Lawrence Siulagi as the Sayyed in Bag & Baggage Productions’ “Romeo & Juliet/ Layla & Majnun.” Photo: Casey Campbell Photography.

Palmer, an inveterate Shakespeare nerd whose MO involves plunging deeply into historical and dramaturgical research, started investigating the play’s provenance. He and learned that one of the most famous plays in Western literature was actually based on a 12th century epic poem by one of the most famous Muslim writers in history. He got a translation of Layla and Majnun by Persian poet Nizami (1141-1209), read it — and was instantly hooked. He knew he wanted to produce it.

But Palmer quickly realized that couldn’t do it alone. “It’s the greatest epic piece of Muslim literature. I immediately realized I was in over my head,” Palmer recalls. “I had no clue about 12th century Persian culture.” He needed help.

And he found much of it in a surprising place — his theater’s own home of Hillsboro. Both onstage and in creation, Palmer’s brand new mashup of Romeo and Juliet and Layla and Majnun, which opens this weekend, represents a cultural combination — and cross cultural collaboration.

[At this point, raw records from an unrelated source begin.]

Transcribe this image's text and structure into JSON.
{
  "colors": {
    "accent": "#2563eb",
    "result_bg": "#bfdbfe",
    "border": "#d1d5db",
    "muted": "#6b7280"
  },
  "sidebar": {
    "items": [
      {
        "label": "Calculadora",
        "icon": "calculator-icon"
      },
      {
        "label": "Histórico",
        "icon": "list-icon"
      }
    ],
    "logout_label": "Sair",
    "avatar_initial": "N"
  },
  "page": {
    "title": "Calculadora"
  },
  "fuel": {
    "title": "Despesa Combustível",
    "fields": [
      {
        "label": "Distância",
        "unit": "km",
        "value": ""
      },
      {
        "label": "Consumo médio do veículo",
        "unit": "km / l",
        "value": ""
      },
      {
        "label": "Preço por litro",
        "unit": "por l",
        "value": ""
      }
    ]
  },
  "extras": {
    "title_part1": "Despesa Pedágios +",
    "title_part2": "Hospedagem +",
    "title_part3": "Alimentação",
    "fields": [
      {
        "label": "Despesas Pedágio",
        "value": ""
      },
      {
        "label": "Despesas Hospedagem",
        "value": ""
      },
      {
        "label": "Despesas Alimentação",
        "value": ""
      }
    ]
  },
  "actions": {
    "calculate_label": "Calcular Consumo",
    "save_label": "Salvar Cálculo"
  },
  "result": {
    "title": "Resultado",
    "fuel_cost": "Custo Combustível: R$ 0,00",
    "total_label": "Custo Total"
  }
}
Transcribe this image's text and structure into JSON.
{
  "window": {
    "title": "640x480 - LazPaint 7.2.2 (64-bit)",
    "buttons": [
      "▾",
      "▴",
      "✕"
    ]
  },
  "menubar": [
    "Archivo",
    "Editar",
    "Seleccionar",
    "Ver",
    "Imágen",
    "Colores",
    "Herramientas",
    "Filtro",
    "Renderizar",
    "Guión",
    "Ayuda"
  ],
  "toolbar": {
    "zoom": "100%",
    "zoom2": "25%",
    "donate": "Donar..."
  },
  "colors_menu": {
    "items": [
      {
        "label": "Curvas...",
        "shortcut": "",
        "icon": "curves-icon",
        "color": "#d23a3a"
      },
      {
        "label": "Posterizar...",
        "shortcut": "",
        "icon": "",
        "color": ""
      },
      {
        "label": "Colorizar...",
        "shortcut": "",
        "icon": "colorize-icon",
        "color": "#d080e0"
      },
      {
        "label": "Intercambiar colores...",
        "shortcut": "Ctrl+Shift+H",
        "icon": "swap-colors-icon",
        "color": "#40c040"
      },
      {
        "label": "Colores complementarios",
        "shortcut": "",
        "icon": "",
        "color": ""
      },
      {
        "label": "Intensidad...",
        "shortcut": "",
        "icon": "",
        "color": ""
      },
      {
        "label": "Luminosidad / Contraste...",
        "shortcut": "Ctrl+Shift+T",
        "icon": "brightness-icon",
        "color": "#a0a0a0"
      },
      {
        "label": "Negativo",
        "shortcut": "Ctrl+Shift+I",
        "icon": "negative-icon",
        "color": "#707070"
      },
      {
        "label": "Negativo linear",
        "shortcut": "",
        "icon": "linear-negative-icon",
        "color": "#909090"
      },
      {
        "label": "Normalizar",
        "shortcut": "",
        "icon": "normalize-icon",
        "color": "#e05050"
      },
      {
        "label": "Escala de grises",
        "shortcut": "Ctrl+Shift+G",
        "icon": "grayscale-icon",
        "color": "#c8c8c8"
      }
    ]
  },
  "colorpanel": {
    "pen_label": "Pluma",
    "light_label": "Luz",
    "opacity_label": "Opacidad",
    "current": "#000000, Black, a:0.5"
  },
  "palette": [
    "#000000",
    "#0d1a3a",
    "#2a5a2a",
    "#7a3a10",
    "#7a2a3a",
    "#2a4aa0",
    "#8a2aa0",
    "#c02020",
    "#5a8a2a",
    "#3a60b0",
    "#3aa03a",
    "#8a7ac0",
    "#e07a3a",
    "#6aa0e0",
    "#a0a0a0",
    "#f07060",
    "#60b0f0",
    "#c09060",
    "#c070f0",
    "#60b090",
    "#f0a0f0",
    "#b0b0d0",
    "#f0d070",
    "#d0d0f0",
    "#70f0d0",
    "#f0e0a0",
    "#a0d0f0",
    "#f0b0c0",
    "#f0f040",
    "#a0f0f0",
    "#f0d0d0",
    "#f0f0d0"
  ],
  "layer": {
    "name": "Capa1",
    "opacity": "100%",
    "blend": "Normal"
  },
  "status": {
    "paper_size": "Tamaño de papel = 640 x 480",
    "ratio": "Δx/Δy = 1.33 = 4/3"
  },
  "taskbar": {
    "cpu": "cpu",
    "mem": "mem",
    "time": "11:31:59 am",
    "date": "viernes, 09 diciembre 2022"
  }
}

Continues…

‘Cabaret’: the darkness behind the razzle-dazzle

Unlike the current stage revival, Bob Fosse's film made evil real by making the political personal

Last week’s production in Portland conclusively demonstrates just what a work of dark genius Cabaret is.

No, not the popular Broadway road show that Broadway in Portland brought to Keller Auditorium last week. Sure, this third major incarnation of the venerable show, Roundabout Theatre Company’s production of Sam Mendes and Rob Marshall’s Tony Award-winning production, boasts some catchy tunes, powerful source material, a still-fascinating concept — using the cabaret setting to both contrast with and comment on the rise of Nazism in inter-World War Germany. And given the alarming rise in neo-Nazi rhetoric and power (including one of the US President’s closest advisors and a significant part of his power base) and resurgent homophobia (anti-gay laws from Russia to Uganda to Arizona to murders in Orlando), it has renewed relevance.

But beset by shoddy casting, acting, and singing and a flawed book, if the current road show was the only version of the immortal Kander & Ebb musical you’d ever seen, you’d wonder why the show has lasted half a century.

Even the orchestra is beautiful in the current road show of ‘Cabaret.’

No, as renowned as the original musical and this long-running Mendes-Marshall revival (which upon its 1993 debut scored a huge financial success, snapped up its own slew of Tonys, and sparked several re-revivals including this one) were, it’s the second major version, the 1972 film version of Cabaret, directed by Bob Fosse, that will stand as one of the great artistic creations of the 20th century, one still relevant today. And the differences between what happened onstage last week at the Keller and what appeared onscreen 45 years ago reveal the kinds of tough artistic choices that transform a work of art from good to genius.

Continues…